The data layer is used by advanced developers and analysts in order to fully take advantage of a TMS.

To make it simple, data layers are most commonly used to access data which is not displayed on a page. The best example is the ecommerce analytics feature. When a customer validates an order, often the page confirming the product he or she bought shows the purchase amount, the number of products etc. But they are no longer listed on the page anymore. As a result, you need to find a way to make these values known to the Tag Manager. This can be achieved with the data layer. Learn more in this FAQ: How do I track Ecommerce interactions using the Tag Manager data layer?

Data layers are also a good way to make your data collection consistent. When using a Tag Manager, you are often defining variables based on the source code of your website, that’s the case when you are using DOM elements such as ID, classes etc. But what is going to happen if you change your source? Well, your tracking will break.
A data layer is solving this issue by ensuring that the data has been properly collected right at the beginning of the page.

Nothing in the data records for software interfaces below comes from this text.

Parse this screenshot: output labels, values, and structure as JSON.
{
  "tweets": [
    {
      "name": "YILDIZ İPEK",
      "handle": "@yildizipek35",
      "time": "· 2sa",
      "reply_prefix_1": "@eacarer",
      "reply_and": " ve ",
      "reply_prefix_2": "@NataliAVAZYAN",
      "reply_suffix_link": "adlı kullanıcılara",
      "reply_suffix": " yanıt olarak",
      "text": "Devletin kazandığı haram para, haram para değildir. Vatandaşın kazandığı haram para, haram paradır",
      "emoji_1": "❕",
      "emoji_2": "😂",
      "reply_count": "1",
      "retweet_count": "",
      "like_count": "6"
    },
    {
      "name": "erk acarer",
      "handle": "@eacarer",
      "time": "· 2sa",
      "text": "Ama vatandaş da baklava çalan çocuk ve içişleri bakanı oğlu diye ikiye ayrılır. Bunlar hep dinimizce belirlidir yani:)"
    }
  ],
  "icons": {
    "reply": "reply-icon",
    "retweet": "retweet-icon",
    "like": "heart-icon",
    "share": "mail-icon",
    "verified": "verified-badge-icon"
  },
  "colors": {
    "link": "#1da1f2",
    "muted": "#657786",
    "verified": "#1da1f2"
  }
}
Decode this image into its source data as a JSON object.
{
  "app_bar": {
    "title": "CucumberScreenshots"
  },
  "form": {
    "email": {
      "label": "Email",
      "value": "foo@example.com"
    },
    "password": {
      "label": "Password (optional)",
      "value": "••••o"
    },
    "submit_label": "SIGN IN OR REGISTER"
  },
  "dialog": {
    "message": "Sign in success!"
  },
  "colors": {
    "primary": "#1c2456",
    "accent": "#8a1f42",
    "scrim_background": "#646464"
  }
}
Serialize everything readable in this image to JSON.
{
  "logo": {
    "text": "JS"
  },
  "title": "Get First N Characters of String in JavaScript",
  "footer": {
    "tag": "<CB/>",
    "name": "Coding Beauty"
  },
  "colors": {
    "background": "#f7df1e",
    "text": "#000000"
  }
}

Using a data layer means that you’re inserting extra source code within the content of your web pages and cannot be inserted through the Tag Manager.

To include a data layer, you will need to add the following lines of code before your container tag:

<script>
var  _mtm =  _mtm || [];    
</script>

As this data layer is empty, you will need to insert an extra line of code in order to push variables into it, so it will look something like this if you’re hard coding it:

<script>
var  _mtm =  _mtm || [];
_mtm.push({'weather': ‘sunny’});
</script>

Once defined, you will see straight away within the debug mode that your data layer has been populated with a new variable:

In the screenshot example above, we want to push the weather from the location of the user. As you would like this value to be dynamic, your developer will set something like this instead of inserting a static value:

<script>
var  _mtm =  _mtm || [];
_mtm.push({'weather': ‘MY CODE HERE TO GET THE DATA FROM A WEATHER API’});
</script>

Once done, you can easily create a variable within Matomo Tag Manager in order to use this variable afterwards for any tag:

And then analyze it within Matomo Analytics as shown in the screenshot example below:

Note that if you want to migrate from Google Tag Manager to Matomo Tag Manager, our TMS supports data layers written in the Google Tag Manager format. As a result, if your data layer is written as:

<script>
  dataLayer = [{
    'variable-name': 'value'
  }];
</script> 

We will support it in the same way as a Matomo data layer.

Learn more about the data layer in this training video